[Opening Data listing section]
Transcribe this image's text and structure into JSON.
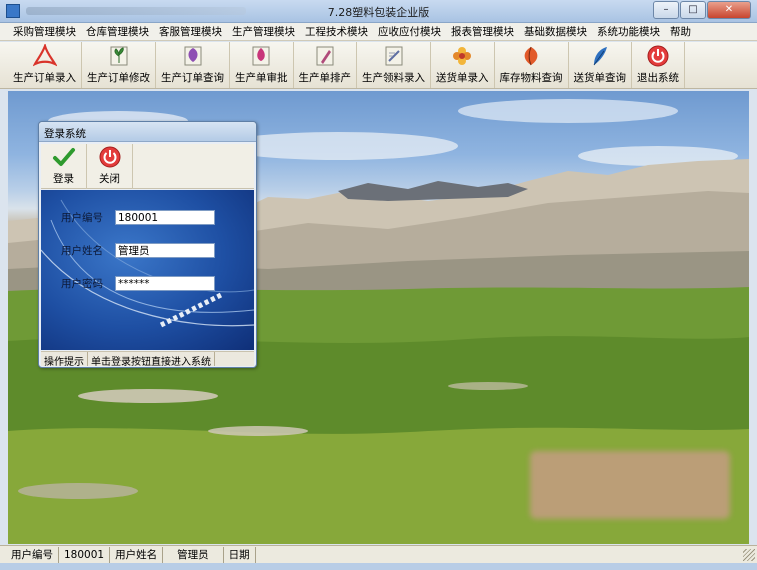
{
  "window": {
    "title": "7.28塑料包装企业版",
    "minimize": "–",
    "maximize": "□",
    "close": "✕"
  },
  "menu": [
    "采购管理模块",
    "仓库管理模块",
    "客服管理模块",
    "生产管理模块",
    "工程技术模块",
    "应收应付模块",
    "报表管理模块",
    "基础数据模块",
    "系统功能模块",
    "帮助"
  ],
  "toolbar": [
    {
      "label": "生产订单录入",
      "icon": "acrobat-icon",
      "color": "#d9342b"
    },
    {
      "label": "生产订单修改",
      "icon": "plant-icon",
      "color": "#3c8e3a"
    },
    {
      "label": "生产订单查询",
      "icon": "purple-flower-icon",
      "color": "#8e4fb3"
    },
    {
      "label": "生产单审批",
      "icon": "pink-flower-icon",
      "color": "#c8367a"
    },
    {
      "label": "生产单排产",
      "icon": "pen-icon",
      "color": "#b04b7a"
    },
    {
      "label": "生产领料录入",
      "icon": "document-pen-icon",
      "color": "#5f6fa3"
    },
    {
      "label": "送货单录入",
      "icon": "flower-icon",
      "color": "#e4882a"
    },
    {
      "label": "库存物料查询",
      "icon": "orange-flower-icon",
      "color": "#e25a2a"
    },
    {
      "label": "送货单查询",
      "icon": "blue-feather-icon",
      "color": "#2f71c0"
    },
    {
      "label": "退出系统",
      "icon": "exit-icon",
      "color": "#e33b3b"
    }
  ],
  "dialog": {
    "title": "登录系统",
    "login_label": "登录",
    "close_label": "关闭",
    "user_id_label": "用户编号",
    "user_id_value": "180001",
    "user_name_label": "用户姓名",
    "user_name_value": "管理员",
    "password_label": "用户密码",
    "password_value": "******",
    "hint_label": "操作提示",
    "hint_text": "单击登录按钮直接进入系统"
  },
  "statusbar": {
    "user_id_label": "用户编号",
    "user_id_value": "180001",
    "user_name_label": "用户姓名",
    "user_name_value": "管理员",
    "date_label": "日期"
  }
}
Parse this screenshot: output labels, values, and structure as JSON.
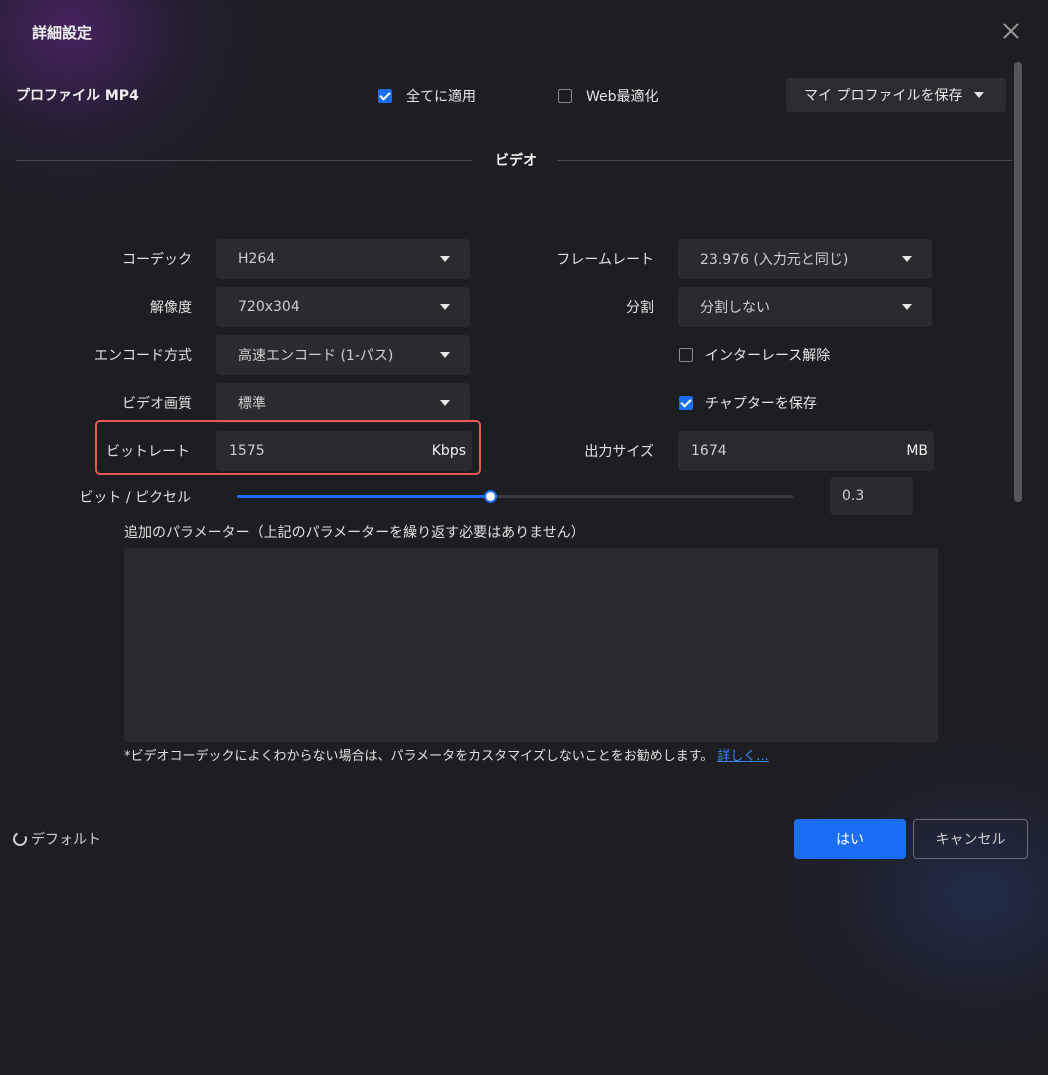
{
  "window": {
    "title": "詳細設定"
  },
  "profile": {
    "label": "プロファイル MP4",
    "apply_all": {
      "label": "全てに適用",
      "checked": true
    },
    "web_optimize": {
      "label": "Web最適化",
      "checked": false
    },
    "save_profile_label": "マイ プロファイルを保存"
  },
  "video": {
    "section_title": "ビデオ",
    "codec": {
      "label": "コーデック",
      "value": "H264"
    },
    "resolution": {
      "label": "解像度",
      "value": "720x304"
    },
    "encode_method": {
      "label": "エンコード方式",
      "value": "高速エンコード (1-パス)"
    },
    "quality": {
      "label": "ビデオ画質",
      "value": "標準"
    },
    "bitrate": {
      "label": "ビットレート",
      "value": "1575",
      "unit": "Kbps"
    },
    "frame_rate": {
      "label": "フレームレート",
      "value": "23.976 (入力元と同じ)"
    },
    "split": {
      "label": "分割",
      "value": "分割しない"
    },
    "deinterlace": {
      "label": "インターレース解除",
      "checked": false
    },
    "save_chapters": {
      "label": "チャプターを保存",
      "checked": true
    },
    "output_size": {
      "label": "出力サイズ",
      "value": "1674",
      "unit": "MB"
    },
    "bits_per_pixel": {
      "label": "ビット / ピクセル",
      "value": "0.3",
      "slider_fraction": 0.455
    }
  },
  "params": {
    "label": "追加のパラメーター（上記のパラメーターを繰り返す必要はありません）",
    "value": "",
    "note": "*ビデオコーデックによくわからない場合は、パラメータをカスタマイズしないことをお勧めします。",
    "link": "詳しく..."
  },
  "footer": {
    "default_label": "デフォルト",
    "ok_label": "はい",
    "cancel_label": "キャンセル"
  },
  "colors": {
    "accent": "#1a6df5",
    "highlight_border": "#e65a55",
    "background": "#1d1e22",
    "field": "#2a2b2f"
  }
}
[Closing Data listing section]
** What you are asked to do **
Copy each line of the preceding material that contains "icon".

** Task solution **
      "icon": "acrobat-icon",
      "icon": "plant-icon",
      "icon": "purple-flower-icon",
      "icon": "pink-flower-icon",
      "icon": "pen-icon",
      "icon": "document-pen-icon",
      "icon": "flower-icon",
      "icon": "orange-flower-icon",
      "icon": "blue-feather-icon",
      "icon": "exit-icon",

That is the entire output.